● Given information:
- - - -
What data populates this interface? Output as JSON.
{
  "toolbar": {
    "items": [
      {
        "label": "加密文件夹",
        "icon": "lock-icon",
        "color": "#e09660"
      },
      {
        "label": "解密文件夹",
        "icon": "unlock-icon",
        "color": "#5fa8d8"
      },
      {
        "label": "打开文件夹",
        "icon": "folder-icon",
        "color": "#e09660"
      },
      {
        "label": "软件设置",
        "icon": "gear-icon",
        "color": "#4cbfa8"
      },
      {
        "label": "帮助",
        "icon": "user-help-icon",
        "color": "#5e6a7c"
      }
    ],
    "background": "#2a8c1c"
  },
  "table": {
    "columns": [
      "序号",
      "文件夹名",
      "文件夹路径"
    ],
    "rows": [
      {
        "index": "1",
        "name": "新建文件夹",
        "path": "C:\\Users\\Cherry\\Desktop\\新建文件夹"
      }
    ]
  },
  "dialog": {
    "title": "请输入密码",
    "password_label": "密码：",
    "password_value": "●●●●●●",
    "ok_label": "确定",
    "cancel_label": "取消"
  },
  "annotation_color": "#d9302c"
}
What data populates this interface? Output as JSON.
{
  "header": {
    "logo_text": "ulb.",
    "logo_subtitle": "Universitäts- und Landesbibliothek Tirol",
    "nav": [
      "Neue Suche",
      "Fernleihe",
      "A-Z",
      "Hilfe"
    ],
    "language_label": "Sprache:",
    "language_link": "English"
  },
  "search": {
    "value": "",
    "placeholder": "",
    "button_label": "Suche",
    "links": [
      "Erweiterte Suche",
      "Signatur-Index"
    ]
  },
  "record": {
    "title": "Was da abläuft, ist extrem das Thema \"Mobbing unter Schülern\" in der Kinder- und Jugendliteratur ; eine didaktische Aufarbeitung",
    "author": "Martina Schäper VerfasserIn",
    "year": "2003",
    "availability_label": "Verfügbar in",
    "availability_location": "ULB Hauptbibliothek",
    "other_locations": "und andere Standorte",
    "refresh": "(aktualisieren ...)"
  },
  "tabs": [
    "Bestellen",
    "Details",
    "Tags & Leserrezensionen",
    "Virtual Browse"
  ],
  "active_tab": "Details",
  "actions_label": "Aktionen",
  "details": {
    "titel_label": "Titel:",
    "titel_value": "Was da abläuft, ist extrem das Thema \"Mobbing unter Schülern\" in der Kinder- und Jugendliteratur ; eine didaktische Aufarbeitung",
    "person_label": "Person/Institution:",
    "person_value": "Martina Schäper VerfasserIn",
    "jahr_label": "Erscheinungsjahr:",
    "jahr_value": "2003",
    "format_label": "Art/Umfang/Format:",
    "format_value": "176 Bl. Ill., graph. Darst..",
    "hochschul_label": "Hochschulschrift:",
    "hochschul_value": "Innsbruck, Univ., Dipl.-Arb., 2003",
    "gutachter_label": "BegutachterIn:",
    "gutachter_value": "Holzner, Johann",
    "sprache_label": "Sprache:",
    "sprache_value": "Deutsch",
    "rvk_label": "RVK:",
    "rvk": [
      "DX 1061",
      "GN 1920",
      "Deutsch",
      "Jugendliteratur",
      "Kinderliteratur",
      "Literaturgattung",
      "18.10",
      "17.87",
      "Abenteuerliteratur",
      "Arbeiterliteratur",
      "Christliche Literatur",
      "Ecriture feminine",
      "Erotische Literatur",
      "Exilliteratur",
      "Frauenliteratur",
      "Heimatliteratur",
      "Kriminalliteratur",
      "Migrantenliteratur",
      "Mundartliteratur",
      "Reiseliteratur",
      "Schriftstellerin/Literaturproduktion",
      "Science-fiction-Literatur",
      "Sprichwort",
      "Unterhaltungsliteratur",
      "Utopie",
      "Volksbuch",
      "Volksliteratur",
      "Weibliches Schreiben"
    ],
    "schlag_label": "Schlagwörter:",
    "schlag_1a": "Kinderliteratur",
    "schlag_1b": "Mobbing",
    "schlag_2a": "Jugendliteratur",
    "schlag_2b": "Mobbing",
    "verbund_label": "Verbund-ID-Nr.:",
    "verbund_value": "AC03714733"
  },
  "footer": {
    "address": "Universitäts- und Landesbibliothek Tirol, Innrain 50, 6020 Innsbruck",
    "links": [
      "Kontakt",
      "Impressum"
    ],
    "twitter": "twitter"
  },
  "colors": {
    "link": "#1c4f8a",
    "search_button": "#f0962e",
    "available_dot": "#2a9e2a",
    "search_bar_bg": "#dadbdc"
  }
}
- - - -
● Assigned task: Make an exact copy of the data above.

● Task output:
What data populates this interface? Output as JSON.
{
  "toolbar": {
    "items": [
      {
        "label": "加密文件夹",
        "icon": "lock-icon",
        "color": "#e09660"
      },
      {
        "label": "解密文件夹",
        "icon": "unlock-icon",
        "color": "#5fa8d8"
      },
      {
        "label": "打开文件夹",
        "icon": "folder-icon",
        "color": "#e09660"
      },
      {
        "label": "软件设置",
        "icon": "gear-icon",
        "color": "#4cbfa8"
      },
      {
        "label": "帮助",
        "icon": "user-help-icon",
        "color": "#5e6a7c"
      }
    ],
    "background": "#2a8c1c"
  },
  "table": {
    "columns": [
      "序号",
      "文件夹名",
      "文件夹路径"
    ],
    "rows": [
      {
        "index": "1",
        "name": "新建文件夹",
        "path": "C:\\Users\\Cherry\\Desktop\\新建文件夹"
      }
    ]
  },
  "dialog": {
    "title": "请输入密码",
    "password_label": "密码：",
    "password_value": "●●●●●●",
    "ok_label": "确定",
    "cancel_label": "取消"
  },
  "annotation_color": "#d9302c"
}
What data populates this interface? Output as JSON.
{
  "header": {
    "logo_text": "ulb.",
    "logo_subtitle": "Universitäts- und Landesbibliothek Tirol",
    "nav": [
      "Neue Suche",
      "Fernleihe",
      "A-Z",
      "Hilfe"
    ],
    "language_label": "Sprache:",
    "language_link": "English"
  },
  "search": {
    "value": "",
    "placeholder": "",
    "button_label": "Suche",
    "links": [
      "Erweiterte Suche",
      "Signatur-Index"
    ]
  },
  "record": {
    "title": "Was da abläuft, ist extrem das Thema \"Mobbing unter Schülern\" in der Kinder- und Jugendliteratur ; eine didaktische Aufarbeitung",
    "author": "Martina Schäper VerfasserIn",
    "year": "2003",
    "availability_label": "Verfügbar in",
    "availability_location": "ULB Hauptbibliothek",
    "other_locations": "und andere Standorte",
    "refresh": "(aktualisieren ...)"
  },
  "tabs": [
    "Bestellen",
    "Details",
    "Tags & Leserrezensionen",
    "Virtual Browse"
  ],
  "active_tab": "Details",
  "actions_label": "Aktionen",
  "details": {
    "titel_label": "Titel:",
    "titel_value": "Was da abläuft, ist extrem das Thema \"Mobbing unter Schülern\" in der Kinder- und Jugendliteratur ; eine didaktische Aufarbeitung",
    "person_label": "Person/Institution:",
    "person_value": "Martina Schäper VerfasserIn",
    "jahr_label": "Erscheinungsjahr:",
    "jahr_value": "2003",
    "format_label": "Art/Umfang/Format:",
    "format_value": "176 Bl. Ill., graph. Darst..",
    "hochschul_label": "Hochschulschrift:",
    "hochschul_value": "Innsbruck, Univ., Dipl.-Arb., 2003",
    "gutachter_label": "BegutachterIn:",
    "gutachter_value": "Holzner, Johann",
    "sprache_label": "Sprache:",
    "sprache_value": "Deutsch",
    "rvk_label": "RVK:",
    "rvk": [
      "DX 1061",
      "GN 1920",
      "Deutsch",
      "Jugendliteratur",
      "Kinderliteratur",
      "Literaturgattung",
      "18.10",
      "17.87",
      "Abenteuerliteratur",
      "Arbeiterliteratur",
      "Christliche Literatur",
      "Ecriture feminine",
      "Erotische Literatur",
      "Exilliteratur",
      "Frauenliteratur",
      "Heimatliteratur",
      "Kriminalliteratur",
      "Migrantenliteratur",
      "Mundartliteratur",
      "Reiseliteratur",
      "Schriftstellerin/Literaturproduktion",
      "Science-fiction-Literatur",
      "Sprichwort",
      "Unterhaltungsliteratur",
      "Utopie",
      "Volksbuch",
      "Volksliteratur",
      "Weibliches Schreiben"
    ],
    "schlag_label": "Schlagwörter:",
    "schlag_1a": "Kinderliteratur",
    "schlag_1b": "Mobbing",
    "schlag_2a": "Jugendliteratur",
    "schlag_2b": "Mobbing",
    "verbund_label": "Verbund-ID-Nr.:",
    "verbund_value": "AC03714733"
  },
  "footer": {
    "address": "Universitäts- und Landesbibliothek Tirol, Innrain 50, 6020 Innsbruck",
    "links": [
      "Kontakt",
      "Impressum"
    ],
    "twitter": "twitter"
  },
  "colors": {
    "link": "#1c4f8a",
    "search_button": "#f0962e",
    "available_dot": "#2a9e2a",
    "search_bar_bg": "#dadbdc"
  }
}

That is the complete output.